• _TASK PROMPT_
Print the listing below exactly, images excluded.

• _RECORDS TO PROCESS_
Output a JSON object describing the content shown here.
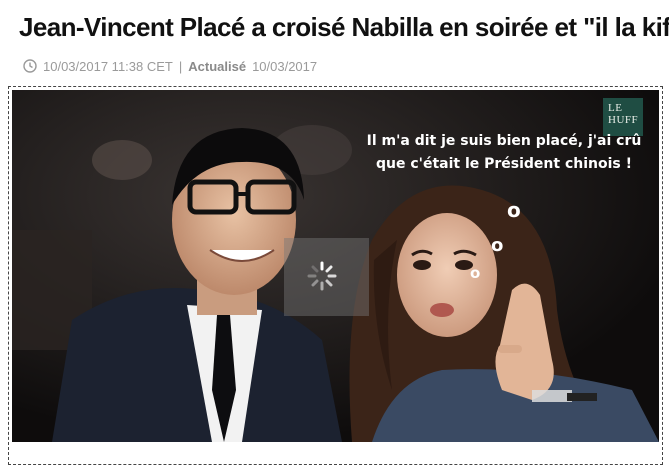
{
  "article": {
    "headline": "Jean-Vincent Placé a croisé Nabilla en soirée et \"il la kif\"",
    "published": "10/03/2017 11:38 CET",
    "separator": "|",
    "updated_label": "Actualisé",
    "updated_date": "10/03/2017"
  },
  "photo": {
    "logo_line1": "LE",
    "logo_line2": "HUFF",
    "caption": "Il m'a dit je suis bien placé, j'ai crû que c'était le Président chinois !",
    "bubbles": [
      "o",
      "o",
      "o"
    ]
  },
  "icons": {
    "clock": "clock-icon",
    "spinner": "loading-spinner-icon"
  },
  "colors": {
    "headline": "#111111",
    "meta_text": "#9a9a9a",
    "logo_bg": "#1f4d43"
  }
}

• _RESPONSE_
Output a JSON object describing the content shown here.
{
  "article": {
    "headline": "Jean-Vincent Placé a croisé Nabilla en soirée et \"il la kif\"",
    "published": "10/03/2017 11:38 CET",
    "separator": "|",
    "updated_label": "Actualisé",
    "updated_date": "10/03/2017"
  },
  "photo": {
    "logo_line1": "LE",
    "logo_line2": "HUFF",
    "caption": "Il m'a dit je suis bien placé, j'ai crû que c'était le Président chinois !",
    "bubbles": [
      "o",
      "o",
      "o"
    ]
  },
  "icons": {
    "clock": "clock-icon",
    "spinner": "loading-spinner-icon"
  },
  "colors": {
    "headline": "#111111",
    "meta_text": "#9a9a9a",
    "logo_bg": "#1f4d43"
  }
}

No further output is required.